■ **Work order**
Please copy every line below that contains the string "name".

■ **Provided entries**
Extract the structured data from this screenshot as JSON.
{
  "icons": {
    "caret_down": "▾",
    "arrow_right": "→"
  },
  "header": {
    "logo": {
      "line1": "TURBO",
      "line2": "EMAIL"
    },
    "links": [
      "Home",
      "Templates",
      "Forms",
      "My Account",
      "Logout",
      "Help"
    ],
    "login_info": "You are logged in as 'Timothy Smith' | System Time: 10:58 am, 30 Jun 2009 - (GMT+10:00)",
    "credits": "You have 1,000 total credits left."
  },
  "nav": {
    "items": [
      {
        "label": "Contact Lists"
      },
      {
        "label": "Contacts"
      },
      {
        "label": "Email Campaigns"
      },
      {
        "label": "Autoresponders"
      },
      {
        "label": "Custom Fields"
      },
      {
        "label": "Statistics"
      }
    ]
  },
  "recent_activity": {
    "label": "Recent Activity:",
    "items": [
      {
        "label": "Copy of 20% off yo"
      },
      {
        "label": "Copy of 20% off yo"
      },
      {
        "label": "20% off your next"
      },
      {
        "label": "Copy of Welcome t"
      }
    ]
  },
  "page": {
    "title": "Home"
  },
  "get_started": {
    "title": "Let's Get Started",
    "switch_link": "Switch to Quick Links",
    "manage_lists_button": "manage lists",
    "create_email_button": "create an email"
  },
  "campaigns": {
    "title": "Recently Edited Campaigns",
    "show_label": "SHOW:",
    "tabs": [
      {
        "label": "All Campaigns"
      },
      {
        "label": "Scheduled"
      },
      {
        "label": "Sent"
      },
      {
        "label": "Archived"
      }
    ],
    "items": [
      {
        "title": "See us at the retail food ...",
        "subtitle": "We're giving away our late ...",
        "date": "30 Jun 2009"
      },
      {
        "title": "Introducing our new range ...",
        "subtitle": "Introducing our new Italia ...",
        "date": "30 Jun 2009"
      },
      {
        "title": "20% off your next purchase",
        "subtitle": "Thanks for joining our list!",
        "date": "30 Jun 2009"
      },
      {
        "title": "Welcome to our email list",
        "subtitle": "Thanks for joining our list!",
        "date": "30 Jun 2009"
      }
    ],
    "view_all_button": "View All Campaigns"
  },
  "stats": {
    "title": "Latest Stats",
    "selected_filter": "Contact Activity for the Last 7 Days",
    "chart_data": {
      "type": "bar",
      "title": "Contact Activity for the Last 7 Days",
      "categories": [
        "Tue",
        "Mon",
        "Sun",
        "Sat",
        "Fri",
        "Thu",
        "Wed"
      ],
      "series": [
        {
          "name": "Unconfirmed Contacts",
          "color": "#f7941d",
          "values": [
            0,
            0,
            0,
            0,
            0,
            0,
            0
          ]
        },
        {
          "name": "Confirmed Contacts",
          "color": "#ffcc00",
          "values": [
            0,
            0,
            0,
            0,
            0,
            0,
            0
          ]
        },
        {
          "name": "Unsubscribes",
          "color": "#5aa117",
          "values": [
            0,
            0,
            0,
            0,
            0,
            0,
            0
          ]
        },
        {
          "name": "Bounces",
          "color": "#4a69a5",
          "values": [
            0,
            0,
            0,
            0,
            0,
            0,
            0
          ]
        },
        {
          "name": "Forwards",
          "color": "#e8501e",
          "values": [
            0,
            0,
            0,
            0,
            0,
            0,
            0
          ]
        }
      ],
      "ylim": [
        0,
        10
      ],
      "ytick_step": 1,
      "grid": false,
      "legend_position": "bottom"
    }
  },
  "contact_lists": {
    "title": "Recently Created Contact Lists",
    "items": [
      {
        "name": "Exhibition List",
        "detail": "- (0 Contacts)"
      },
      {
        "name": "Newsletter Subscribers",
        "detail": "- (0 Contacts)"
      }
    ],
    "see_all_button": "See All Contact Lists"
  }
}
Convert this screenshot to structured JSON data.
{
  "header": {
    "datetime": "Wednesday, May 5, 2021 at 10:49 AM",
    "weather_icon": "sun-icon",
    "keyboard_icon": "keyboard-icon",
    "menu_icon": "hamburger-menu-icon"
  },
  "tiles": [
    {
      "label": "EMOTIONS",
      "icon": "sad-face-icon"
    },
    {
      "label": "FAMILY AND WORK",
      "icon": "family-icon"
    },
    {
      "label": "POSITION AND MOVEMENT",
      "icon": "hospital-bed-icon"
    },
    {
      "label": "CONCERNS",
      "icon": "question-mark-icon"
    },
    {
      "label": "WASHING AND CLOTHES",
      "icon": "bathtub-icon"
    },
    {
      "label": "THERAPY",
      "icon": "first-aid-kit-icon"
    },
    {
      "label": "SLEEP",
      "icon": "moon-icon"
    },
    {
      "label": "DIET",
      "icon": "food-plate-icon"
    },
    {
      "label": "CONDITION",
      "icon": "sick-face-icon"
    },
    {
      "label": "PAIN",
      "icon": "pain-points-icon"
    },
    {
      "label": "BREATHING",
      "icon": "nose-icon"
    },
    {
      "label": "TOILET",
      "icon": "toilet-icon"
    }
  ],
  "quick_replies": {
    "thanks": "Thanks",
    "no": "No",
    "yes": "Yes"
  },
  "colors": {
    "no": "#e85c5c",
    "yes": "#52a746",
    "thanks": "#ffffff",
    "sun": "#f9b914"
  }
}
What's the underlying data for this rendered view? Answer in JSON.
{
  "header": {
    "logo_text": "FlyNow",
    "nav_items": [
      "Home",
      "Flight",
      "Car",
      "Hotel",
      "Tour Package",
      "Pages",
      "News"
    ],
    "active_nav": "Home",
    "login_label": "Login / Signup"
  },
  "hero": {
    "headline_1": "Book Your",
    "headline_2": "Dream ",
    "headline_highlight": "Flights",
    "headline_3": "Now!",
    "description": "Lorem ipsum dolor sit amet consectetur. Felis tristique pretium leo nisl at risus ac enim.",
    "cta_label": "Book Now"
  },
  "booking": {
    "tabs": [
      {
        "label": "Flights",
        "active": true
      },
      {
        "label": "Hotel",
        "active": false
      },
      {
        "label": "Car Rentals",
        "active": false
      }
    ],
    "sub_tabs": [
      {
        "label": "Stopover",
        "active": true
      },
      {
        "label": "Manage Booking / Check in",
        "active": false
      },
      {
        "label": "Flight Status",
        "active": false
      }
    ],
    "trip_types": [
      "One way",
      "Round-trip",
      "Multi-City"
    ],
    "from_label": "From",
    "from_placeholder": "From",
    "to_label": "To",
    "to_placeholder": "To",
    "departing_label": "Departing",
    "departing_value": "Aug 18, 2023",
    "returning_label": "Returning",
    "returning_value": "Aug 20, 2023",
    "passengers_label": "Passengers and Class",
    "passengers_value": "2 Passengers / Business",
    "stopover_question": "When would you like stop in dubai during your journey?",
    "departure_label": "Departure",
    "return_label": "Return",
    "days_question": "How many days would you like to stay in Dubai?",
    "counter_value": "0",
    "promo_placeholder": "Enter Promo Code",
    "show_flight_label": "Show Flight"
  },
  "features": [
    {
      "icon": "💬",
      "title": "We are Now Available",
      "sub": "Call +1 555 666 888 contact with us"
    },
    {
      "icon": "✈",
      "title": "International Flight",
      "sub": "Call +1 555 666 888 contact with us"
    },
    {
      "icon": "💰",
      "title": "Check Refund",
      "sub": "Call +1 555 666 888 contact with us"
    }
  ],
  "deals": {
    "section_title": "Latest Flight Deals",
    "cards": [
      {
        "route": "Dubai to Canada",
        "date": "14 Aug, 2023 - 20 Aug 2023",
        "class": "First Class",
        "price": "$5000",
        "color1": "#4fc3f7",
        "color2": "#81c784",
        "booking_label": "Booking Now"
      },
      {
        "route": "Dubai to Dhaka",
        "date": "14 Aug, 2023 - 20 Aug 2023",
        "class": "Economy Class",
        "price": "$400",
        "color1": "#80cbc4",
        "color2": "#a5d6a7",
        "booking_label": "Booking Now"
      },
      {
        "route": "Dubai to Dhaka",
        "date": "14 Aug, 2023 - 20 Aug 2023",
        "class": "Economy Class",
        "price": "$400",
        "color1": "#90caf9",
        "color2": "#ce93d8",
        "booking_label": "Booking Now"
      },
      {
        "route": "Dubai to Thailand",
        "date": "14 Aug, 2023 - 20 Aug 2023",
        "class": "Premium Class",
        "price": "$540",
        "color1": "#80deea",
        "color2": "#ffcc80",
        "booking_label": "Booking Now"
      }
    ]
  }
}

■ **Reply to the task**
          "name": "Unconfirmed Contacts",
          "name": "Confirmed Contacts",
          "name": "Unsubscribes",
          "name": "Bounces",
          "name": "Forwards",
        "name": "Exhibition List",
        "name": "Newsletter Subscribers",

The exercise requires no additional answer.